So far, Canadian courts have not imposed liability on teachers for malpractice.

But in the United Kingdom, courts have recognized that, in special education settings, educators may be liable for educational malpractice. In 1995, one court said, when talking about the duty of care to be exercised by principals: "[A] school which accepts a pupil assumes responsibility not only for his physical well being but also for his educational needs. The education of a pupil is the very purpose for which the child goes to the school. The head teacher being responsible for the school himself comes under a duty of care to exercise the reasonable skills of a headmaster in relation to such educational needs. If it comes to the attention of the headmaster that a pupil is underperforming, he owes a duty of care to take such steps as a reasonable teacher would consider appropriate to try and deal with such underperformance."

In a different case in 1994, another court said that the failure to deal properly with a student’s disability may constitute malpractice. The court stated: "the failure to treat or the delayed treatment of dyslexia does arguably give rise to a form of injury which can support a claim for damages for negligence in tort.
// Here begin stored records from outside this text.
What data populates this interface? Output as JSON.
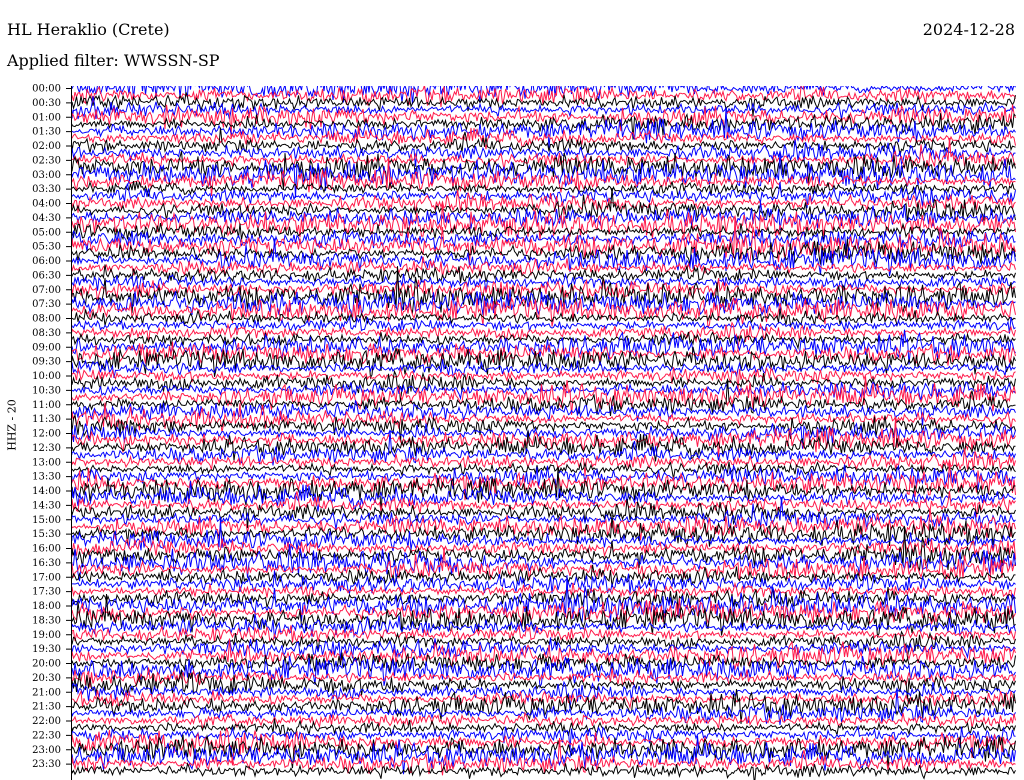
{
  "header": {
    "station": "HL Heraklio (Crete)",
    "date": "2024-12-28",
    "filter_label": "Applied filter: WWSSN-SP"
  },
  "chart_data": {
    "type": "line",
    "title": "HL Heraklio (Crete)",
    "date": "2024-12-28",
    "ylabel": "HHZ - 20",
    "grid": false,
    "y_tick_labels": [
      "00:00",
      "00:30",
      "01:00",
      "01:30",
      "02:00",
      "02:30",
      "03:00",
      "03:30",
      "04:00",
      "04:30",
      "05:00",
      "05:30",
      "06:00",
      "06:30",
      "07:00",
      "07:30",
      "08:00",
      "08:30",
      "09:00",
      "09:30",
      "10:00",
      "10:30",
      "11:00",
      "11:30",
      "12:00",
      "12:30",
      "13:00",
      "13:30",
      "14:00",
      "14:30",
      "15:00",
      "15:30",
      "16:00",
      "16:30",
      "17:00",
      "17:30",
      "18:00",
      "18:30",
      "19:00",
      "19:30",
      "20:00",
      "20:30",
      "21:00",
      "21:30",
      "22:00",
      "22:30",
      "23:00",
      "23:30"
    ],
    "trace_colors": [
      "#0000ff",
      "#ff1a4a",
      "#000000"
    ],
    "trace_color_cycle": "blue, red, black"
  }
}
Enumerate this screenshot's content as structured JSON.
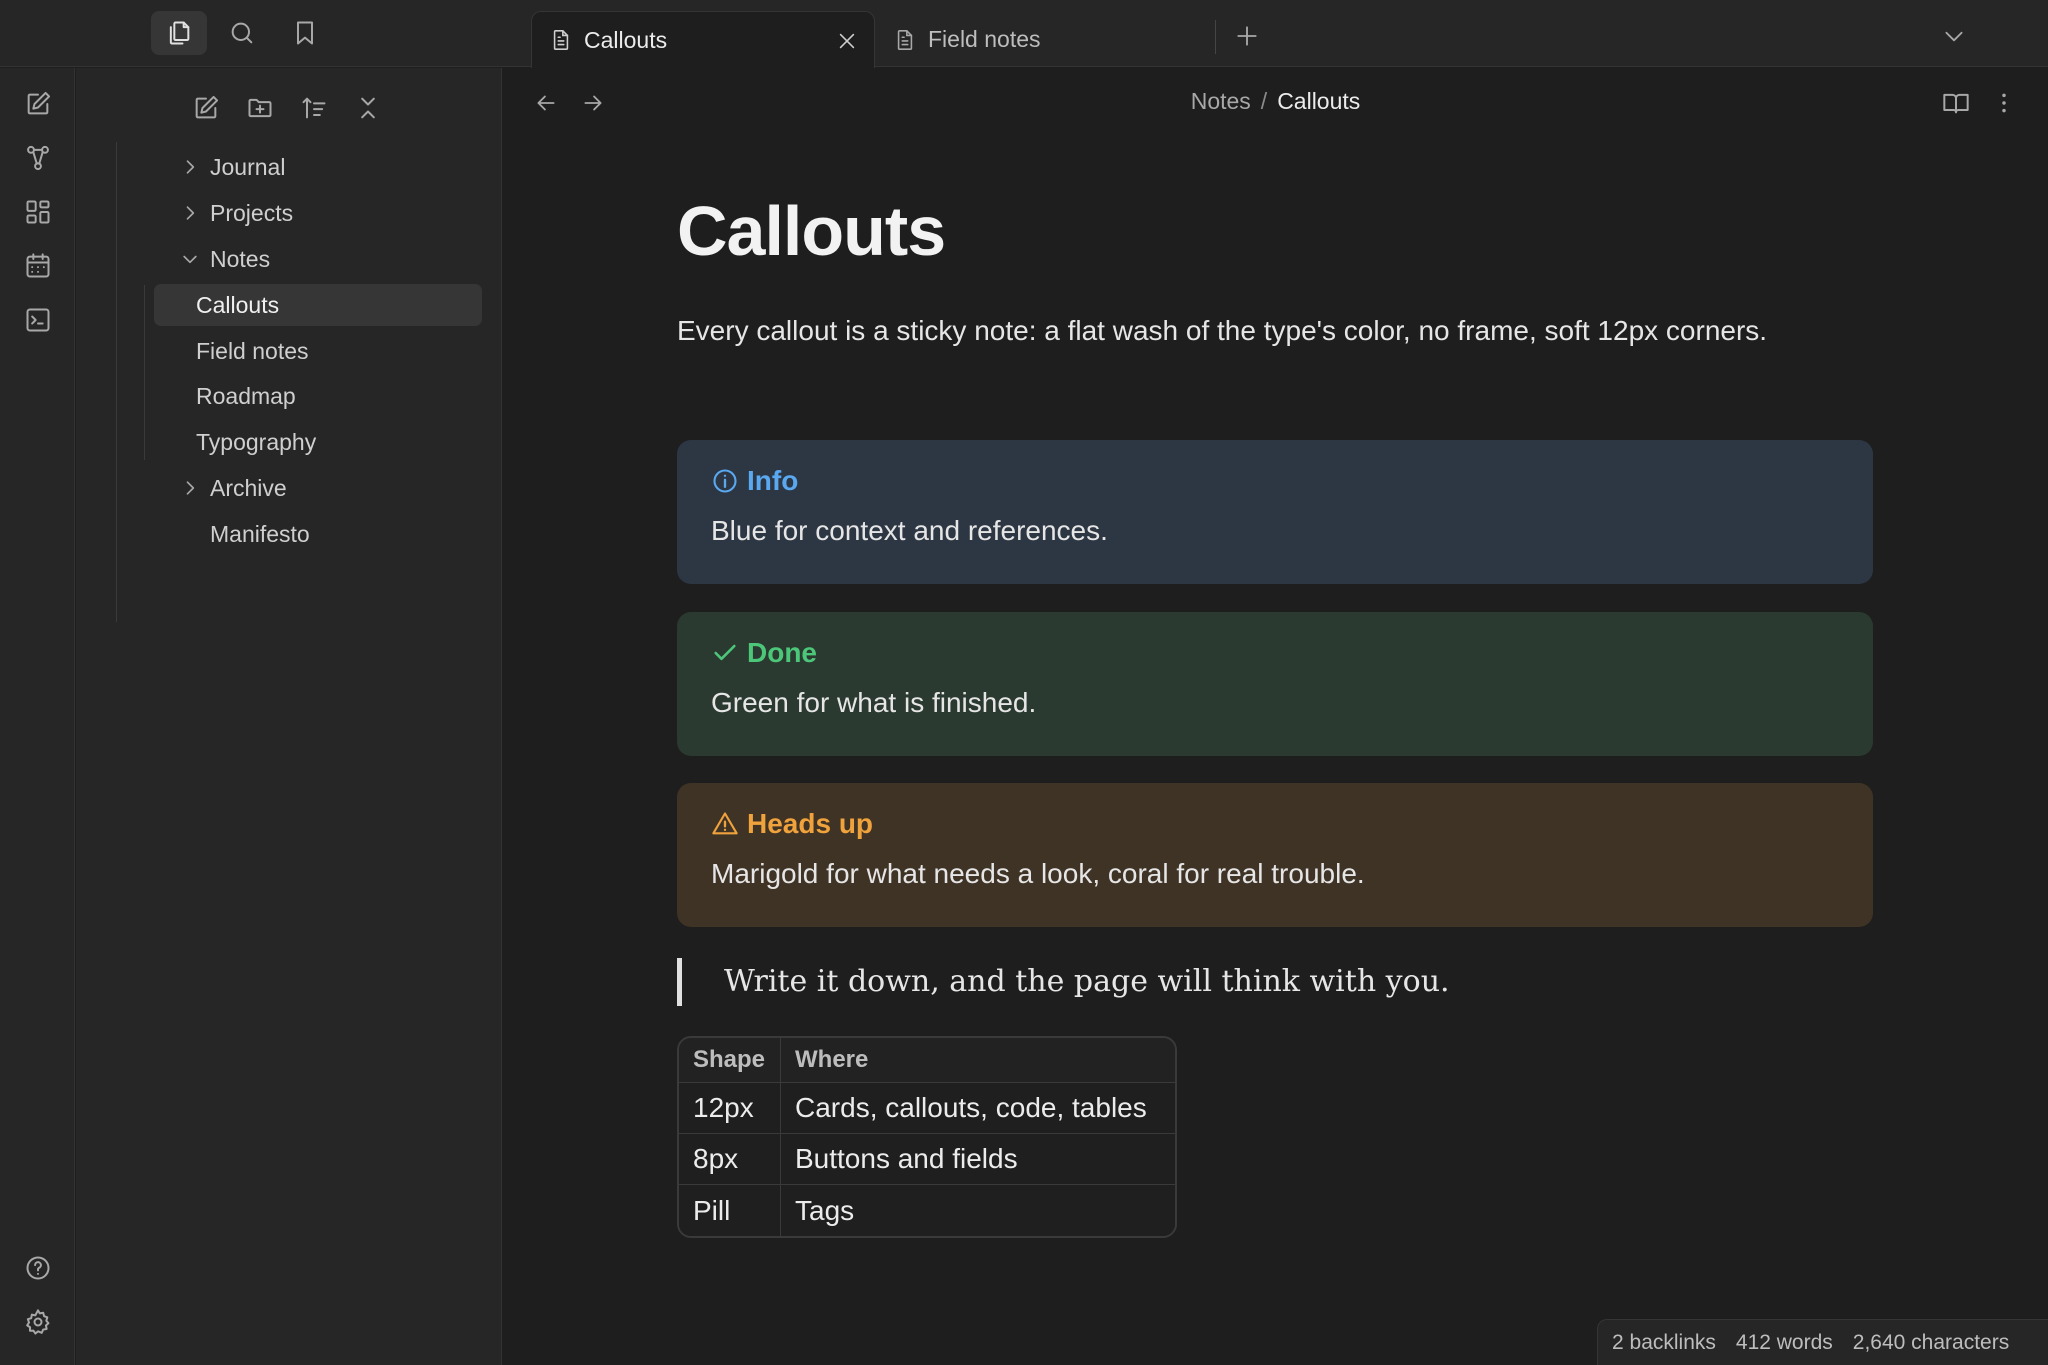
{
  "tabs": [
    {
      "label": "Callouts",
      "active": true
    },
    {
      "label": "Field notes",
      "active": false
    }
  ],
  "sidebar": {
    "tree": [
      {
        "label": "Journal",
        "type": "folder",
        "expanded": false
      },
      {
        "label": "Projects",
        "type": "folder",
        "expanded": false
      },
      {
        "label": "Notes",
        "type": "folder",
        "expanded": true,
        "children": [
          {
            "label": "Callouts",
            "selected": true
          },
          {
            "label": "Field notes"
          },
          {
            "label": "Roadmap"
          },
          {
            "label": "Typography"
          }
        ]
      },
      {
        "label": "Archive",
        "type": "folder",
        "expanded": false
      },
      {
        "label": "Manifesto",
        "type": "file"
      }
    ]
  },
  "breadcrumb": {
    "parent": "Notes",
    "separator": "/",
    "current": "Callouts"
  },
  "page": {
    "title": "Callouts",
    "intro": "Every callout is a sticky note: a flat wash of the type's color, no frame, soft 12px corners.",
    "callouts": [
      {
        "title": "Info",
        "body": "Blue for context and references.",
        "icon": "info-icon",
        "title_color": "#5aa8f0",
        "bg": "#2d3744"
      },
      {
        "title": "Done",
        "body": "Green for what is finished.",
        "icon": "check-icon",
        "title_color": "#4cc77a",
        "bg": "#2b3a30"
      },
      {
        "title": "Heads up",
        "body": "Marigold for what needs a look, coral for real trouble.",
        "icon": "warning-icon",
        "title_color": "#f0a23c",
        "bg": "#3f3326"
      }
    ],
    "quote": "Write it down, and the page will think with you.",
    "table": {
      "headers": [
        "Shape",
        "Where"
      ],
      "rows": [
        [
          "12px",
          "Cards, callouts, code, tables"
        ],
        [
          "8px",
          "Buttons and fields"
        ],
        [
          "Pill",
          "Tags"
        ]
      ]
    }
  },
  "status": {
    "backlinks": "2 backlinks",
    "words": "412 words",
    "characters": "2,640 characters"
  }
}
It follows from this that the school teacher’s duty to exercise reasonable skill and care to safeguard the pupil from injury includes a duty to be aware of symptoms which a reasonable careful parent or a reasonably skilled and careful teacher would regard as a symptom either of dyslexia or, more generally, of a need for specialist advice."


When planning courses and activities for students, educators should consider what needs to be done to reduce risks of liability. Teachers must make every effort to address such crucial issues as the degree of supervision required, the instruction and training needed to permit the students to function properly, and the condition of the equipment to be used.

Parents expect their children to be educated in safe, caring learning environments. When you plan, ask yourself, "If the students were my children, what would I, as a careful or prudent parent, do to fulfill my duty of care?"

Jack Berryman is an education officer in the School Governance Branch of the Ontario Ministry of Education and Training and a member of the College of Teachers.